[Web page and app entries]
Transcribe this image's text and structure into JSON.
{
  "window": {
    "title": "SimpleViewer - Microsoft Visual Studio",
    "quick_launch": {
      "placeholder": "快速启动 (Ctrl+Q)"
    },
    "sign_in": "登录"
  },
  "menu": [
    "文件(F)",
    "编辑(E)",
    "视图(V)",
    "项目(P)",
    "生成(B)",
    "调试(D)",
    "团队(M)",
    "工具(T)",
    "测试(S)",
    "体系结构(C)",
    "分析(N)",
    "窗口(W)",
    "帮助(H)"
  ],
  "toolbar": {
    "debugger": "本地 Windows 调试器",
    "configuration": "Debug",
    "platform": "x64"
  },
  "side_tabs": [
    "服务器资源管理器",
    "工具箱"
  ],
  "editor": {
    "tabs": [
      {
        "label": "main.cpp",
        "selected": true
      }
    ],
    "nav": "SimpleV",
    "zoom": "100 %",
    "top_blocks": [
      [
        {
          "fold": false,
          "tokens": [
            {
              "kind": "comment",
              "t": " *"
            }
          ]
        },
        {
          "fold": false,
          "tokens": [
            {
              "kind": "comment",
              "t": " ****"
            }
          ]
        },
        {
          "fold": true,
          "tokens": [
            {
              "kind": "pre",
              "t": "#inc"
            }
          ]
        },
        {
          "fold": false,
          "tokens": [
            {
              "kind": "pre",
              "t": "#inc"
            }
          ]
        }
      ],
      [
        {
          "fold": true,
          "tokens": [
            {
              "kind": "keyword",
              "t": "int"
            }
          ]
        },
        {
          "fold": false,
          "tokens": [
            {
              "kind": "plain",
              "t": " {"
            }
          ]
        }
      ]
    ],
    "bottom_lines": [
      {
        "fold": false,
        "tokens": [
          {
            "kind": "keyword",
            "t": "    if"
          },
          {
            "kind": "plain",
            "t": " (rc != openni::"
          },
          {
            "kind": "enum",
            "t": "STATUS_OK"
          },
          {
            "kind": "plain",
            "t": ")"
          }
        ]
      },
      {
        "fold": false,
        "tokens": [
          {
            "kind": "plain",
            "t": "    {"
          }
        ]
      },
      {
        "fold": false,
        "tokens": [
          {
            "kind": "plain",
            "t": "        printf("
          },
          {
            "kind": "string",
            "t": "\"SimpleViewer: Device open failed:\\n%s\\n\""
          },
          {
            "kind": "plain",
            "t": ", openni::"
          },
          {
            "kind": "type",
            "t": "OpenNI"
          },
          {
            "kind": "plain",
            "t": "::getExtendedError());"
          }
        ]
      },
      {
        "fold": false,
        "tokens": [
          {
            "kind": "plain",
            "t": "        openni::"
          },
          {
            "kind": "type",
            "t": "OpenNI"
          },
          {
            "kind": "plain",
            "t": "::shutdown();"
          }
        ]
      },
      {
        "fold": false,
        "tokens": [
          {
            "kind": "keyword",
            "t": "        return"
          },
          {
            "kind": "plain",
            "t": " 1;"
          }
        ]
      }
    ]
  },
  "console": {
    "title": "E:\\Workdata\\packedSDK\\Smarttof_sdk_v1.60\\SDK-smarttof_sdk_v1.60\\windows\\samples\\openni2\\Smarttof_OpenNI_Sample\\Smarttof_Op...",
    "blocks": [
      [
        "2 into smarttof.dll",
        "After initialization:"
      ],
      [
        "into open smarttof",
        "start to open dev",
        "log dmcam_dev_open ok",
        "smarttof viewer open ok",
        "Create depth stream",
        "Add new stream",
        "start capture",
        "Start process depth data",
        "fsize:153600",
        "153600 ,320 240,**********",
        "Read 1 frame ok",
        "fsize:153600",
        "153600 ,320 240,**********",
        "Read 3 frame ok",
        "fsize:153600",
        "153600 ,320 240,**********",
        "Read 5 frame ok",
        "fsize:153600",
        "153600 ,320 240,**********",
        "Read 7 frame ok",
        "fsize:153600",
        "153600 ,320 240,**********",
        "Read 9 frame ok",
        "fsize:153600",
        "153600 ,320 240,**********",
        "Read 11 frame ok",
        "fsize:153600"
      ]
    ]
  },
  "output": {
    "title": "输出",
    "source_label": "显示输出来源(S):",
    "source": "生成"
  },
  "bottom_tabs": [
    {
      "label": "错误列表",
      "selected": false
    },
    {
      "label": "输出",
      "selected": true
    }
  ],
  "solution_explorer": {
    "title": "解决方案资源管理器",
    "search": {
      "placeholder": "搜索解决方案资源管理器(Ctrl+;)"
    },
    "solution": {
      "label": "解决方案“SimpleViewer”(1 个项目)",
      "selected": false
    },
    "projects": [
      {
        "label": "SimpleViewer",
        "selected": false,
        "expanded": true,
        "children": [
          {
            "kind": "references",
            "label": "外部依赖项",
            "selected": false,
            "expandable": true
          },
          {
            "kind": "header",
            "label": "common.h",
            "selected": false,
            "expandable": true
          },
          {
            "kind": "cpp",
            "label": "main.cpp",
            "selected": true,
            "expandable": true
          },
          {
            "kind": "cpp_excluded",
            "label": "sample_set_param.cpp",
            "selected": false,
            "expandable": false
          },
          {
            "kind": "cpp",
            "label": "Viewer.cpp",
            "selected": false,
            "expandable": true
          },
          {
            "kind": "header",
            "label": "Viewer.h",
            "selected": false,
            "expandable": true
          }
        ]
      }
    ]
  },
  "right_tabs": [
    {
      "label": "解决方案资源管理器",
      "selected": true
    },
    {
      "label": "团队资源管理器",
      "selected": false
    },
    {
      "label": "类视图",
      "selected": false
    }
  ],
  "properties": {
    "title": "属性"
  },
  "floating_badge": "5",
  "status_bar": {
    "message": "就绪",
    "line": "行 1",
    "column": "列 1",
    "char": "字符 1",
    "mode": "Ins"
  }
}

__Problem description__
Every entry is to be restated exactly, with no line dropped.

__Your solution__
Transcribe this image's text and structure into JSON.
{
  "window": {
    "title": "SimpleViewer - Microsoft Visual Studio",
    "quick_launch": {
      "placeholder": "快速启动 (Ctrl+Q)"
    },
    "sign_in": "登录"
  },
  "menu": [
    "文件(F)",
    "编辑(E)",
    "视图(V)",
    "项目(P)",
    "生成(B)",
    "调试(D)",
    "团队(M)",
    "工具(T)",
    "测试(S)",
    "体系结构(C)",
    "分析(N)",
    "窗口(W)",
    "帮助(H)"
  ],
  "toolbar": {
    "debugger": "本地 Windows 调试器",
    "configuration": "Debug",
    "platform": "x64"
  },
  "side_tabs": [
    "服务器资源管理器",
    "工具箱"
  ],
  "editor": {
    "tabs": [
      {
        "label": "main.cpp",
        "selected": true
      }
    ],
    "nav": "SimpleV",
    "zoom": "100 %",
    "top_blocks": [
      [
        {
          "fold": false,
          "tokens": [
            {
              "kind": "comment",
              "t": " *"
            }
          ]
        },
        {
          "fold": false,
          "tokens": [
            {
              "kind": "comment",
              "t": " ****"
            }
          ]
        },
        {
          "fold": true,
          "tokens": [
            {
              "kind": "pre",
              "t": "#inc"
            }
          ]
        },
        {
          "fold": false,
          "tokens": [
            {
              "kind": "pre",
              "t": "#inc"
            }
          ]
        }
      ],
      [
        {
          "fold": true,
          "tokens": [
            {
              "kind": "keyword",
              "t": "int"
            }
          ]
        },
        {
          "fold": false,
          "tokens": [
            {
              "kind": "plain",
              "t": " {"
            }
          ]
        }
      ]
    ],
    "bottom_lines": [
      {
        "fold": false,
        "tokens": [
          {
            "kind": "keyword",
            "t": "    if"
          },
          {
            "kind": "plain",
            "t": " (rc != openni::"
          },
          {
            "kind": "enum",
            "t": "STATUS_OK"
          },
          {
            "kind": "plain",
            "t": ")"
          }
        ]
      },
      {
        "fold": false,
        "tokens": [
          {
            "kind": "plain",
            "t": "    {"
          }
        ]
      },
      {
        "fold": false,
        "tokens": [
          {
            "kind": "plain",
            "t": "        printf("
          },
          {
            "kind": "string",
            "t": "\"SimpleViewer: Device open failed:\\n%s\\n\""
          },
          {
            "kind": "plain",
            "t": ", openni::"
          },
          {
            "kind": "type",
            "t": "OpenNI"
          },
          {
            "kind": "plain",
            "t": "::getExtendedError());"
          }
        ]
      },
      {
        "fold": false,
        "tokens": [
          {
            "kind": "plain",
            "t": "        openni::"
          },
          {
            "kind": "type",
            "t": "OpenNI"
          },
          {
            "kind": "plain",
            "t": "::shutdown();"
          }
        ]
      },
      {
        "fold": false,
        "tokens": [
          {
            "kind": "keyword",
            "t": "        return"
          },
          {
            "kind": "plain",
            "t": " 1;"
          }
        ]
      }
    ]
  },
  "console": {
    "title": "E:\\Workdata\\packedSDK\\Smarttof_sdk_v1.60\\SDK-smarttof_sdk_v1.60\\windows\\samples\\openni2\\Smarttof_OpenNI_Sample\\Smarttof_Op...",
    "blocks": [
      [
        "2 into smarttof.dll",
        "After initialization:"
      ],
      [
        "into open smarttof",
        "start to open dev",
        "log dmcam_dev_open ok",
        "smarttof viewer open ok",
        "Create depth stream",
        "Add new stream",
        "start capture",
        "Start process depth data",
        "fsize:153600",
        "153600 ,320 240,**********",
        "Read 1 frame ok",
        "fsize:153600",
        "153600 ,320 240,**********",
        "Read 3 frame ok",
        "fsize:153600",
        "153600 ,320 240,**********",
        "Read 5 frame ok",
        "fsize:153600",
        "153600 ,320 240,**********",
        "Read 7 frame ok",
        "fsize:153600",
        "153600 ,320 240,**********",
        "Read 9 frame ok",
        "fsize:153600",
        "153600 ,320 240,**********",
        "Read 11 frame ok",
        "fsize:153600"
      ]
    ]
  },
  "output": {
    "title": "输出",
    "source_label": "显示输出来源(S):",
    "source": "生成"
  },
  "bottom_tabs": [
    {
      "label": "错误列表",
      "selected": false
    },
    {
      "label": "输出",
      "selected": true
    }
  ],
  "solution_explorer": {
    "title": "解决方案资源管理器",
    "search": {
      "placeholder": "搜索解决方案资源管理器(Ctrl+;)"
    },
    "solution": {
      "label": "解决方案“SimpleViewer”(1 个项目)",
      "selected": false
    },
    "projects": [
      {
        "label": "SimpleViewer",
        "selected": false,
        "expanded": true,
        "children": [
          {
            "kind": "references",
            "label": "外部依赖项",
            "selected": false,
            "expandable": true
          },
          {
            "kind": "header",
            "label": "common.h",
            "selected": false,
            "expandable": true
          },
          {
            "kind": "cpp",
            "label": "main.cpp",
            "selected": true,
            "expandable": true
          },
          {
            "kind": "cpp_excluded",
            "label": "sample_set_param.cpp",
            "selected": false,
            "expandable": false
          },
          {
            "kind": "cpp",
            "label": "Viewer.cpp",
            "selected": false,
            "expandable": true
          },
          {
            "kind": "header",
            "label": "Viewer.h",
            "selected": false,
            "expandable": true
          }
        ]
      }
    ]
  },
  "right_tabs": [
    {
      "label": "解决方案资源管理器",
      "selected": true
    },
    {
      "label": "团队资源管理器",
      "selected": false
    },
    {
      "label": "类视图",
      "selected": false
    }
  ],
  "properties": {
    "title": "属性"
  },
  "floating_badge": "5",
  "status_bar": {
    "message": "就绪",
    "line": "行 1",
    "column": "列 1",
    "char": "字符 1",
    "mode": "Ins"
  }
}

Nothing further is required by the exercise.